As the senior guide at Hobatere, Orlando often attends meetings with the neighbouring communities where he shares information on the conservation of lions and elephants in the area and discusses conflict situations between stock and wild–life. Orlando has also given talks on conservation to visiting schoolchildren from Otjokavares community and to children as far away as Ehomba School in northern Koakoland.
The ongoing monitoring of birds, especially birds of prey, has continued over the past 15 years within the Hobatere area, documenting information on breeding birds and other interesting data. Many hundreds of birds have already been trapped and ringed. All the information is sent to the MET and SAFRING, which co-ordinates ringing in Southern Africa. Orlando is currently being trained as a ringer and will hopefully be the first black Namibian ringer in the country.
A recent press release by Cabinet indicated the Hobatere and Etendeka/Palmwag concession areas are earmarked for proclamation as a national park. This would support many previous conservation dreams of a corridor between the Etosha National Park and the Skeleton Coast Park, as it was in former years. If this dream becomes a reality, Orlando with his training and talents will be an important part of the future of conservation in the area.

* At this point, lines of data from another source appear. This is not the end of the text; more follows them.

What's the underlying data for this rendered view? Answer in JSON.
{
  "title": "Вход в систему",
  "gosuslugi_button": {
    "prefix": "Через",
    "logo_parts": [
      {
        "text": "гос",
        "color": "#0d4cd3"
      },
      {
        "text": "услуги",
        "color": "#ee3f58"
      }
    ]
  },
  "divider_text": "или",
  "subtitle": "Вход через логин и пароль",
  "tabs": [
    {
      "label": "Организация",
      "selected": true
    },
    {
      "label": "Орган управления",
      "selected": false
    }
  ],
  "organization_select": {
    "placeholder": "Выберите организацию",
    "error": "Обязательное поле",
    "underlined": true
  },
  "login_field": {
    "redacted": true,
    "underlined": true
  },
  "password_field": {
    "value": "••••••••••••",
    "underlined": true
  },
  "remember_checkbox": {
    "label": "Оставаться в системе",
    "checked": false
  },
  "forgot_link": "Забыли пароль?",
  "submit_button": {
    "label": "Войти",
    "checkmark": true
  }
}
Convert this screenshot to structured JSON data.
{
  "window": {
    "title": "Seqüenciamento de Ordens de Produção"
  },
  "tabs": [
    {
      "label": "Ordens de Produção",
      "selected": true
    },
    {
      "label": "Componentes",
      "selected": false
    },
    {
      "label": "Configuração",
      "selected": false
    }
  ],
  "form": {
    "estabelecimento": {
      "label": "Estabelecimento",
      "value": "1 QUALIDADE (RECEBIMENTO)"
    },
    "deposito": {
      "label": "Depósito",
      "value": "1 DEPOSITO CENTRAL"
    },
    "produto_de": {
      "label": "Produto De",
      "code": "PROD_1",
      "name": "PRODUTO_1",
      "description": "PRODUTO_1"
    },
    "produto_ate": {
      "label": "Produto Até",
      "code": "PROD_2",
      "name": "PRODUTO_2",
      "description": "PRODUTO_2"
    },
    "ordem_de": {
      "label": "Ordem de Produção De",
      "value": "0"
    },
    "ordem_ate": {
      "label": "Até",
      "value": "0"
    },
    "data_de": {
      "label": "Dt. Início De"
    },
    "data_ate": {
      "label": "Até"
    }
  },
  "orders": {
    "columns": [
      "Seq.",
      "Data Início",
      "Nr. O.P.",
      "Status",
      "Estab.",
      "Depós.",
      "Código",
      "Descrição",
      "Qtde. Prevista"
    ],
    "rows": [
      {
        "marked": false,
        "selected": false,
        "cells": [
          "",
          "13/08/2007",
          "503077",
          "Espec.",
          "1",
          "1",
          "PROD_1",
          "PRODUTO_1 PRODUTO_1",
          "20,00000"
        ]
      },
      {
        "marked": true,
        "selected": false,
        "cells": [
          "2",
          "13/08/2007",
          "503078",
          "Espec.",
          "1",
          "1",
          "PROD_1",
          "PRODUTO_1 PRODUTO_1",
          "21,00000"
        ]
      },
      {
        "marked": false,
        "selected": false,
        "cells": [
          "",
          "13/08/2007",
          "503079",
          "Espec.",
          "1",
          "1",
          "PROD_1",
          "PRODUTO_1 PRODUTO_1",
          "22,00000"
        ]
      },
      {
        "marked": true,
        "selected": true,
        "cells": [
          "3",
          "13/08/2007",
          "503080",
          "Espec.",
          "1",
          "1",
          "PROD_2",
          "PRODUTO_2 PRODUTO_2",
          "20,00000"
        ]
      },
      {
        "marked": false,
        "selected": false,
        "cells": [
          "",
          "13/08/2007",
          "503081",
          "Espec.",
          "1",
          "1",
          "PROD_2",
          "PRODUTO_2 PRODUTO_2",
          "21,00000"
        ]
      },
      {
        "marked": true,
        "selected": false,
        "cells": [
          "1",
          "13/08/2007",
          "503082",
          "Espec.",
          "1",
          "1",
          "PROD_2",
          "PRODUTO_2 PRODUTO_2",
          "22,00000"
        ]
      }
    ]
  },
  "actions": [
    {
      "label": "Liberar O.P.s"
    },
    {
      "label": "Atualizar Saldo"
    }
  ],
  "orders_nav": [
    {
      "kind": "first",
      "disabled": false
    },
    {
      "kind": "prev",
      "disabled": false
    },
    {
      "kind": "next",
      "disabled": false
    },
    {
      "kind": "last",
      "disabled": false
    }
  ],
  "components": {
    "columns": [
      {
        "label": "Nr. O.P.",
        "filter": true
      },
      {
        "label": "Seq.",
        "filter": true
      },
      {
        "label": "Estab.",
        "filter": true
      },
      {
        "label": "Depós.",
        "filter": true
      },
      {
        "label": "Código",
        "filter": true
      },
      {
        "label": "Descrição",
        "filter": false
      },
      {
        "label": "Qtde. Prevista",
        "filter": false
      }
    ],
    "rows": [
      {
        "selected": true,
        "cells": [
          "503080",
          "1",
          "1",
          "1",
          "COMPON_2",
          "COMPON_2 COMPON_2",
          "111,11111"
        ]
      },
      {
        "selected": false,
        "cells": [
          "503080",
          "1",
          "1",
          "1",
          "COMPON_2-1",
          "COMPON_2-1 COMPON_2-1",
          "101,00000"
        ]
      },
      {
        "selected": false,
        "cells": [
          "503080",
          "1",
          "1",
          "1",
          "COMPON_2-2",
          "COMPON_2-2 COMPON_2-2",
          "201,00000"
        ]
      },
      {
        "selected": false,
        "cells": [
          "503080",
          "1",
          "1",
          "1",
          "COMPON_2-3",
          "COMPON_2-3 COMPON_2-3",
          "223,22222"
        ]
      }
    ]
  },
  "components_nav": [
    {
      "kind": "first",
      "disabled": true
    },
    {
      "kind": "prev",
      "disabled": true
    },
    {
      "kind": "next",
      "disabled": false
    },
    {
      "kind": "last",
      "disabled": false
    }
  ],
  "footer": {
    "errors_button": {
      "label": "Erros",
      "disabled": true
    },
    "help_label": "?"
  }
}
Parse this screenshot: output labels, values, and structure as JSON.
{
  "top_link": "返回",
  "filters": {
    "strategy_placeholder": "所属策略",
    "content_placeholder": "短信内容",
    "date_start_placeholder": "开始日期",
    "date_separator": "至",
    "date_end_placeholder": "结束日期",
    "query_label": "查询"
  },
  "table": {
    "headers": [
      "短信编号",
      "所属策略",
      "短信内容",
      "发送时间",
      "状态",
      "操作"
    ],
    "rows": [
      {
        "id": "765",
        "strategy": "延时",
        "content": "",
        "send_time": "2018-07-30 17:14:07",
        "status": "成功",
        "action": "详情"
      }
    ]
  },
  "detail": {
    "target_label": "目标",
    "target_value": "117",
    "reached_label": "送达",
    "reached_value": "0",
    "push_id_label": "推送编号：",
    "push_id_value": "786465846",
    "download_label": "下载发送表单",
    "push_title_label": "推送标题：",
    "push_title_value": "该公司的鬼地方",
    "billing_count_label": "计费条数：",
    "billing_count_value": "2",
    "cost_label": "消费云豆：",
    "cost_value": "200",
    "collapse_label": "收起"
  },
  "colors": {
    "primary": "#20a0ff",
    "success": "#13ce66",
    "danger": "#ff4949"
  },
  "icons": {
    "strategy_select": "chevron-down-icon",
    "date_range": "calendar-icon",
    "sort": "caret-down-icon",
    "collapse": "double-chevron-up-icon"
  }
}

This article appeared in the 2005/6 edition of Conservation and the Environment in Namibia.